In the rubble, Leigh also found a guardian angel statue holding a child. The angle’s wings burned black, but the child in front is mint condition. She plans on getting it encased for her mother.
Some of the statues burned in the blaze were of St. Michael the Archangel, who Catholics often pray to for protection.
“I pray it all the time because he protects us from danger and evil. I can’t tell you how many times a day I pray it real quick,” Lisa said.
Lisa said those blessed statues were armor protecting her family from peril.
Community rallies and a blue Christmas
Since the fire, Lisa said the response from the Hancock County community has been unbelievable.
A GoFundMe campaign raised $13,000 from people in the tri-state area. People have donated food, clothing and electronics. The Haas family is renting a home nearby from a family friend.
Families and local restaurants have been taking part in a meal train program to make sure they have hot meals.
The Haas family said they are thankful for the support.
Immediately after the fire, extended family opened their doors, just like the Haases did 13 years ago after Hurricane Katrina. Friends and family helped lead donation drives. The Rev. Mike O’Connor at Our Lady in the Gulf has also been a huge help, Lisa said.
When asked if she and her husband would rebuild their home, Lisa said she was unsure.
“When I get real sad, the only thing that makes me feel better is the thought of rebuilding there,” she said.
She said she’d want it to be recreated as close to the original as possible.
Recovering from losing everything is emotionally draining, and the Haases are taking it day by day.
“As Catholics, we’re supposed to embrace the cross, so that’s what I’m trying to do,” Lisa said. “I don’t know how long it will take for us to feel good again, but I know there are a whole lot of other people with many crosses to bear. This is our cross to bear right now.”
While the Haases have lost everything, they will still come together and celebrate Christmas.
Christmas has been Leigh’s second favorite holiday behind Halloween, but she thinks it will be different this year.
“I can’t listen to Christmas music.

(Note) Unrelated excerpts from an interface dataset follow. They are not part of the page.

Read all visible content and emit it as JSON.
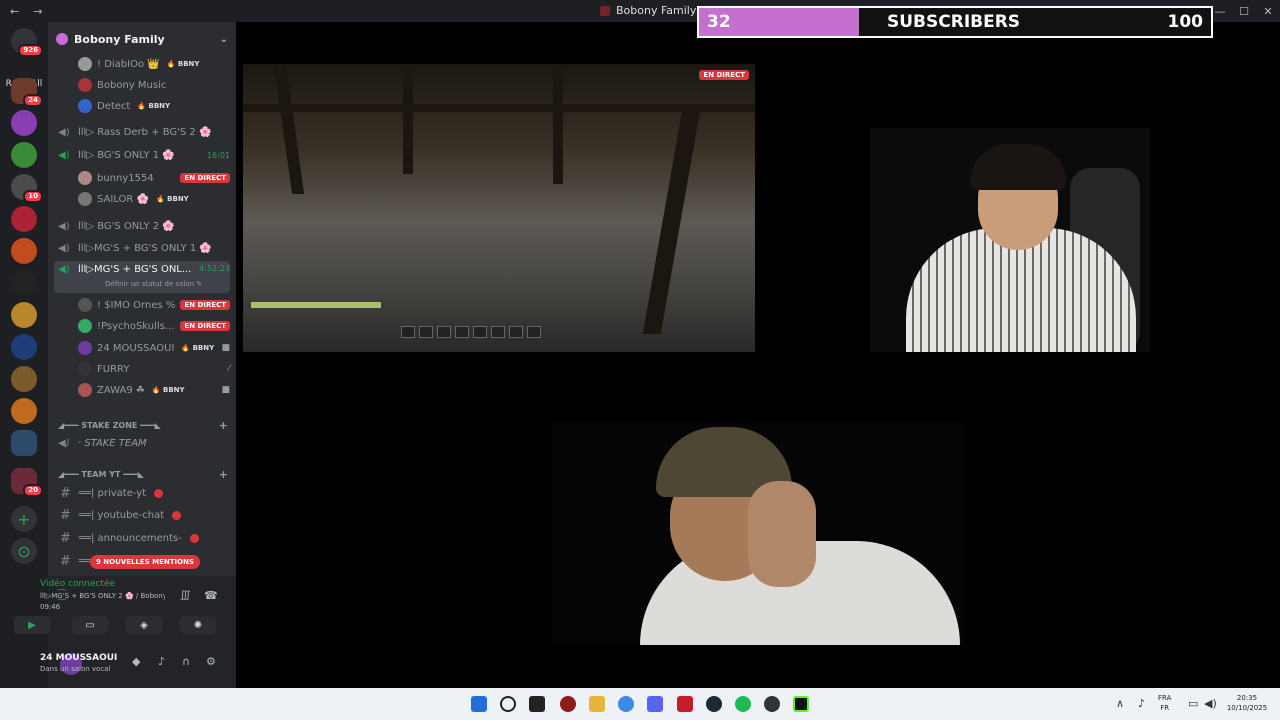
{
  "window": {
    "title": "Bobony Family",
    "nav_back": "←",
    "nav_fwd": "→",
    "min": "—",
    "max": "☐",
    "close": "✕"
  },
  "servers": {
    "dm_badge": "926",
    "read_all": "Read All",
    "badges": [
      "24",
      "10",
      "20"
    ]
  },
  "guild": {
    "name": "Bobony Family",
    "chevron": "⌄"
  },
  "users_top": [
    {
      "name": "! DiabIOo 👑",
      "tag": "🔥 BBNY"
    },
    {
      "name": "Bobony Music",
      "tag": ""
    },
    {
      "name": "Detect",
      "tag": "🔥 BBNY"
    }
  ],
  "voice1": {
    "name": "lll▷ Rass Derb + BG'S 2 🌸"
  },
  "voice2": {
    "name": "lll▷ BG'S ONLY 1 🌸",
    "timer": "16:01"
  },
  "voice2_users": [
    {
      "name": "bunny1554",
      "live": "EN DIRECT",
      "tag": ""
    },
    {
      "name": "SAILOR 🌸",
      "live": "",
      "tag": "🔥 BBNY"
    }
  ],
  "voice3": {
    "name": "lll▷ BG'S ONLY 2 🌸"
  },
  "voice4": {
    "name": "lll▷MG'S + BG'S ONLY 1 🌸"
  },
  "voice5": {
    "name": "lll▷MG'S + BG'S ONL...",
    "timer": "4:52:23",
    "status_hint": "Définir un statut de salon ✎"
  },
  "voice5_users": [
    {
      "name": "! $IMO Ornes %",
      "live": "EN DIRECT",
      "tag": ""
    },
    {
      "name": "!PsychoSkulls...",
      "live": "EN DIRECT",
      "tag": ""
    },
    {
      "name": "24 MOUSSAOUI",
      "live": "",
      "tag": "🔥 BBNY"
    },
    {
      "name": "FURRY",
      "live": "",
      "tag": ""
    },
    {
      "name": "ZAWA9 ☘",
      "live": "",
      "tag": "🔥 BBNY"
    }
  ],
  "cat_stake": {
    "name": "◢━━━ STAKE ZONE ━━━◣",
    "plus": "+"
  },
  "stake_team": {
    "name": "· STAKE TEAM"
  },
  "cat_team": {
    "name": "◢━━━ TEAM YT ━━━◣",
    "plus": "+"
  },
  "text_channels": [
    {
      "name": "══| private-yt"
    },
    {
      "name": "══| youtube-chat"
    },
    {
      "name": "══| announcements-"
    },
    {
      "name": "══"
    }
  ],
  "mentions": "9 NOUVELLES MENTIONS",
  "voice_panel": {
    "status": "Vidéo connectée",
    "where": "lll▷MG'S + BG'S ONLY 2 🌸 / Bobony...",
    "elapsed": "09:46"
  },
  "user": {
    "name": "24 MOUSSAOUI",
    "status": "Dans un salon vocal"
  },
  "overlay": {
    "current": "32",
    "label": "SUBSCRIBERS",
    "goal": "100",
    "progress": 0.32,
    "color": "#c56fcf"
  },
  "stream": {
    "live": "EN DIRECT"
  },
  "taskbar": {
    "lang1": "FRA",
    "lang2": "FR",
    "time": "20:35",
    "date": "10/10/2025"
  },
  "colors": {
    "accent": "#23a55a",
    "danger": "#da373c",
    "sidebar": "#2b2d31"
  }
}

I can’t watch Christmas movies. We’re so thankful that we’re all here and that we all made it and we have each other and we know that, but it’s still just going to be sad.”